Andy Rubin is best known as the co-creator of Android, but more recently he has been heading up his own company that is aiming to release a smartphone of their own. After several hints, rumors and teasers - full details finally were announced recently with the phone being known as the Essential Phone.
Based on the images that have been released thus far, the Essential Phone will have a near bezel-less display, in line with the current aesthetic for smartphones. Its 5.71 inch display is almost edge-to-edge on all sides save for the bottom, and on the top end it even wraps around the front-facing camera.
The display itself is pegged at a resolution of 2560x1312 and a 19:10 aspect ratio, and beneath it there is a Qualcomm Snapdragon 835 processor, 4 GB RAM, 128 GB internal storage and a 3,040 mAh battery. The previously mentioned front-facing camera clocks in at 8 MP and is capable of recording 4K video, while the rear camera is a dual setup with a 13 MP main sensor and a secondary monochrome sensor.
All these specs will be housed in a handset made from titanium and ceramic, and will run a version of Android Nougat that is 'close to stock'. All in all it has the makings of a solid phone for the announced price of $699 - but what makes it stand out is its design for modular accessories.
At the back of the Essential Phone are two magnetic connectors that will be used to link it to modular accessories.
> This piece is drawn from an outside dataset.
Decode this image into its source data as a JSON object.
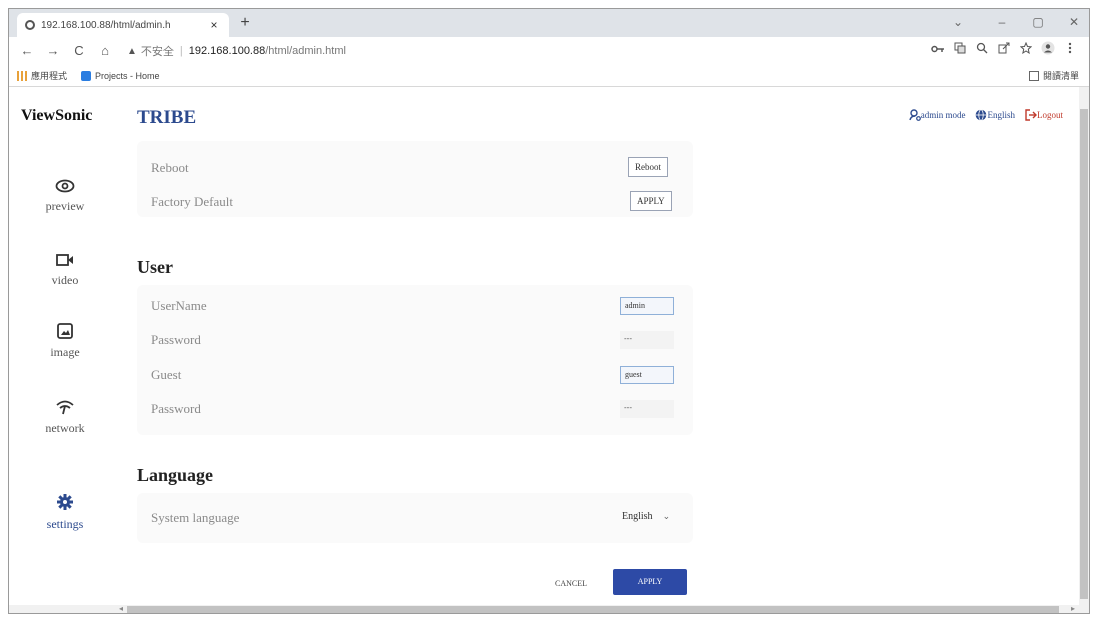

For now only one (aside from the charger) has been announced - a 360 degree camera that is optional in pre-orders for an additional $50.
Up to this point 360-degree cameras for smartphones have been few and far between. A number of accessories (and proposed accessories) have emerged recently for 'clip on' 360-degree cameras, but the Essential Phone's modular approach seems to hold more promise.
Just like any other modular accessories, the 360-degree camera on the Essential Phone will dock on the magnetic connectors and take advantage of wireless data transfer to communicate with the phone. That is part of the Essential Phone's overall vision, as Andy Rubin has expressed the desire to do away with connectors (though it should be noted that there will still be a USB-C connector on the phone).
For anyone interested in having the capabilities of a 360-degree video recorder on their smartphone, that makes the Essential Phone an attractive prospect. Add to that the possibility of other useful modular accessories being released in the future, and its functionality could extend even further.
As of now the first Essential Phones are expected to be shipped out to consumers sometime in late June. When they do the first 360-degree cameras will be packaged with them. Assuming all goes well and the Essential Phone lives up to expectations, odds are more modular accessories will be on the horizon and that could tap into the full potential of the phone.